*Records from a data source:*

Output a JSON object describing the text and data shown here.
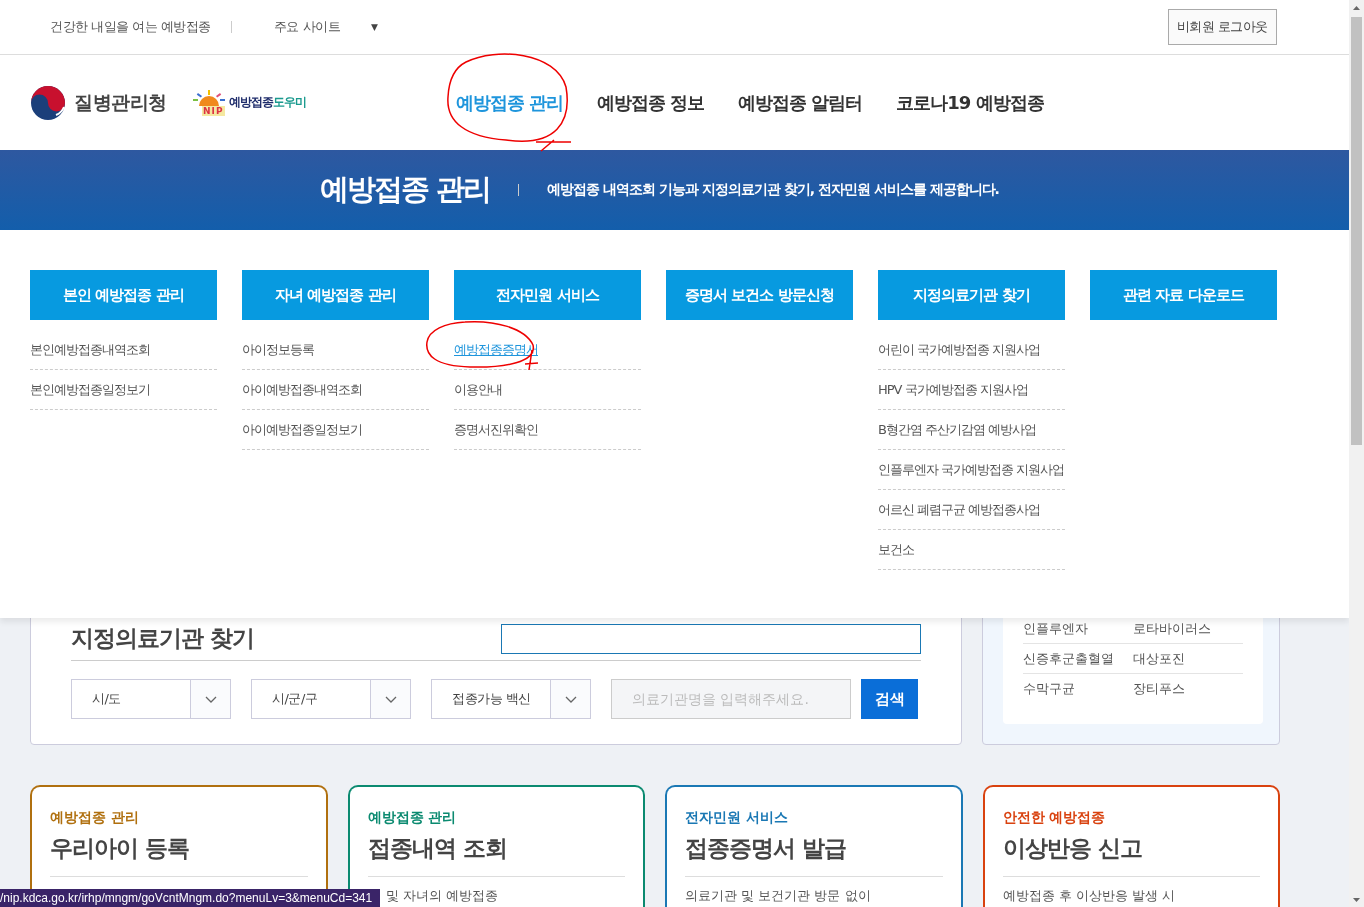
{
  "top_bar": {
    "slogan": "건강한 내일을 여는 예방접종",
    "sites_label": "주요 사이트",
    "sites_caret": "▼",
    "logout_button": "비회원 로그아웃"
  },
  "header": {
    "agency_name": "질병관리청",
    "nip_letters": "NIP",
    "helper_main": "예방접종",
    "helper_sub": "도우미",
    "nav": [
      {
        "label": "예방접종 관리",
        "selected": true
      },
      {
        "label": "예방접종 정보",
        "selected": false
      },
      {
        "label": "예방접종 알림터",
        "selected": false
      },
      {
        "label": "코로나19 예방접종",
        "selected": false
      }
    ]
  },
  "banner": {
    "title": "예방접종 관리",
    "description": "예방접종 내역조회 기능과 지정의료기관 찾기, 전자민원 서비스를 제공합니다."
  },
  "mega_menu": [
    {
      "heading": "본인 예방접종 관리",
      "items": [
        {
          "label": "본인예방접종내역조회",
          "selected": false
        },
        {
          "label": "본인예방접종일정보기",
          "selected": false
        }
      ]
    },
    {
      "heading": "자녀 예방접종 관리",
      "items": [
        {
          "label": "아이정보등록",
          "selected": false
        },
        {
          "label": "아이예방접종내역조회",
          "selected": false
        },
        {
          "label": "아이예방접종일정보기",
          "selected": false
        }
      ]
    },
    {
      "heading": "전자민원 서비스",
      "items": [
        {
          "label": "예방접종증명서",
          "selected": true
        },
        {
          "label": "이용안내",
          "selected": false
        },
        {
          "label": "증명서진위확인",
          "selected": false
        }
      ]
    },
    {
      "heading": "증명서 보건소 방문신청"
    },
    {
      "heading": "지정의료기관 찾기",
      "items": [
        {
          "label": "어린이 국가예방접종 지원사업",
          "selected": false
        },
        {
          "label": "HPV 국가예방접종 지원사업",
          "selected": false
        },
        {
          "label": "B형간염 주산기감염 예방사업",
          "selected": false
        },
        {
          "label": "인플루엔자 국가예방접종 지원사업",
          "selected": false
        },
        {
          "label": "어르신 폐렴구균 예방접종사업",
          "selected": false
        },
        {
          "label": "보건소",
          "selected": false
        }
      ]
    },
    {
      "heading": "관련 자료 다운로드"
    }
  ],
  "clinic_search": {
    "title": "지정의료기관 찾기",
    "selects": [
      "시/도",
      "시/군/구",
      "접종가능 백신"
    ],
    "name_placeholder": "의료기관명을 입력해주세요.",
    "search_button": "검색"
  },
  "diseases": [
    [
      "인플루엔자",
      "로타바이러스"
    ],
    [
      "신증후군출혈열",
      "대상포진"
    ],
    [
      "수막구균",
      "장티푸스"
    ]
  ],
  "cards": [
    {
      "category": "예방접종 관리",
      "title": "우리아이 등록",
      "color": "#b0700f"
    },
    {
      "category": "예방접종 관리",
      "title": "접종내역 조회",
      "description": "및 자녀의 예방접종",
      "color": "#0b8a70"
    },
    {
      "category": "전자민원 서비스",
      "title": "접종증명서 발급",
      "description": "의료기관 및 보건기관 방문 없이",
      "color": "#1a78b4"
    },
    {
      "category": "안전한 예방접종",
      "title": "이상반응 신고",
      "description": "예방접종 후 이상반응 발생 시",
      "color": "#d9420f"
    }
  ],
  "status_url": "/nip.kdca.go.kr/irhp/mngm/goVcntMngm.do?menuLv=3&menuCd=341"
}
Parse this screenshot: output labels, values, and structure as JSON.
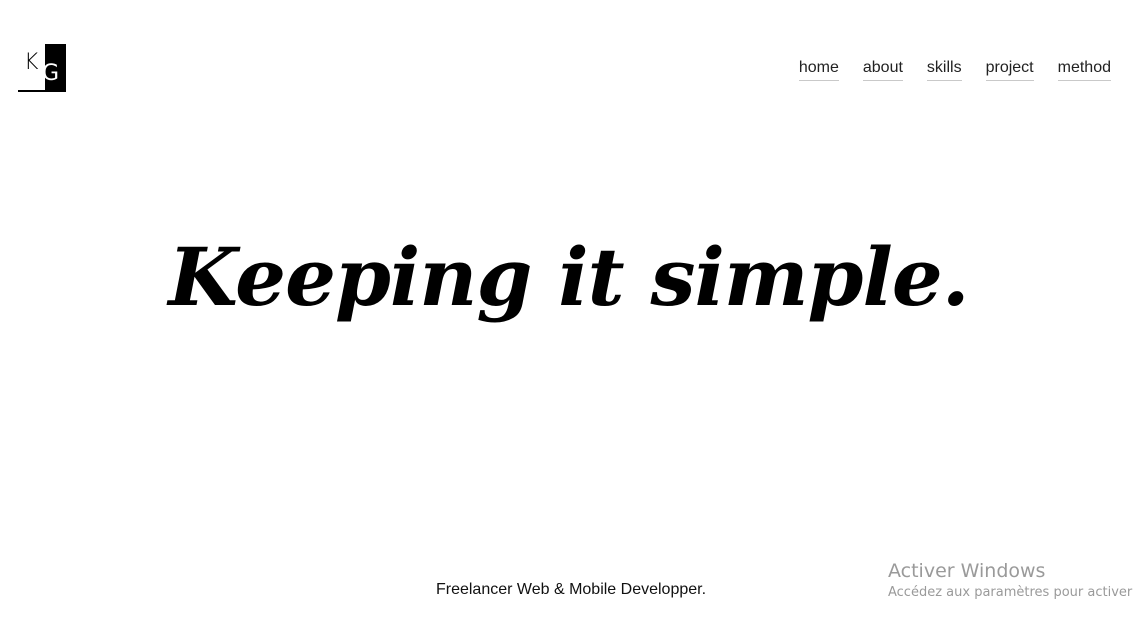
{
  "logo": {
    "letter_1": "K",
    "letter_2": "G"
  },
  "nav": {
    "items": [
      {
        "label": "home"
      },
      {
        "label": "about"
      },
      {
        "label": "skills"
      },
      {
        "label": "project"
      },
      {
        "label": "method"
      }
    ]
  },
  "hero": {
    "headline": "Keeping it simple."
  },
  "subtitle": "Freelancer Web & Mobile Developper.",
  "watermark": {
    "title": "Activer Windows",
    "subtitle": "Accédez aux paramètres pour activer"
  }
}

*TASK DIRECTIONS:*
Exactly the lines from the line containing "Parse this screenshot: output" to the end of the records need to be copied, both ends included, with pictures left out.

*RESPONSE TO THE EXERCISE:*
Parse this screenshot: output labels, values, and structure as JSON.
{
  "logo": {
    "letter_1": "K",
    "letter_2": "G"
  },
  "nav": {
    "items": [
      {
        "label": "home"
      },
      {
        "label": "about"
      },
      {
        "label": "skills"
      },
      {
        "label": "project"
      },
      {
        "label": "method"
      }
    ]
  },
  "hero": {
    "headline": "Keeping it simple."
  },
  "subtitle": "Freelancer Web & Mobile Developper.",
  "watermark": {
    "title": "Activer Windows",
    "subtitle": "Accédez aux paramètres pour activer"
  }
}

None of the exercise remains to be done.